* Data for this task *
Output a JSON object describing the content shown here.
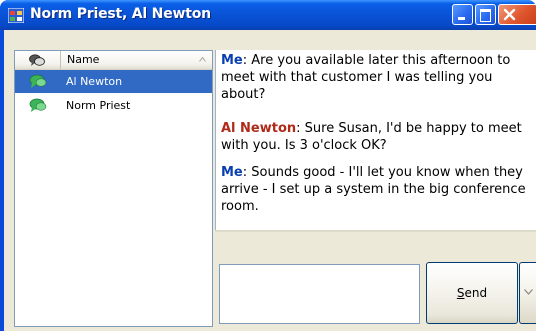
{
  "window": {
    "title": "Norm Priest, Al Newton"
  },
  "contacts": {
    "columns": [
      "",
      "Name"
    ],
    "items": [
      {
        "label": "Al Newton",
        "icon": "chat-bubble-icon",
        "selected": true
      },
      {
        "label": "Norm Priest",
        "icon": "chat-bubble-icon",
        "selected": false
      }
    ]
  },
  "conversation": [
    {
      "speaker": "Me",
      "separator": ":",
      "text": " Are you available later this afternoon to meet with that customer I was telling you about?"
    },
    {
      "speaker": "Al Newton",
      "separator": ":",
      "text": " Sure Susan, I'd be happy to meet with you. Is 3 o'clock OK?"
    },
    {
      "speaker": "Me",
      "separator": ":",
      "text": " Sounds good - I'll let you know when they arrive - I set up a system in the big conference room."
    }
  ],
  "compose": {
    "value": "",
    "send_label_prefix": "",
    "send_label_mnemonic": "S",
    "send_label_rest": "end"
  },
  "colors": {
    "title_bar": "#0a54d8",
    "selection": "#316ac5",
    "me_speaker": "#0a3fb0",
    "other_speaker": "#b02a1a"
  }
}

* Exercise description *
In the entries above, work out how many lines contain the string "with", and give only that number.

* Response for this exercise *
2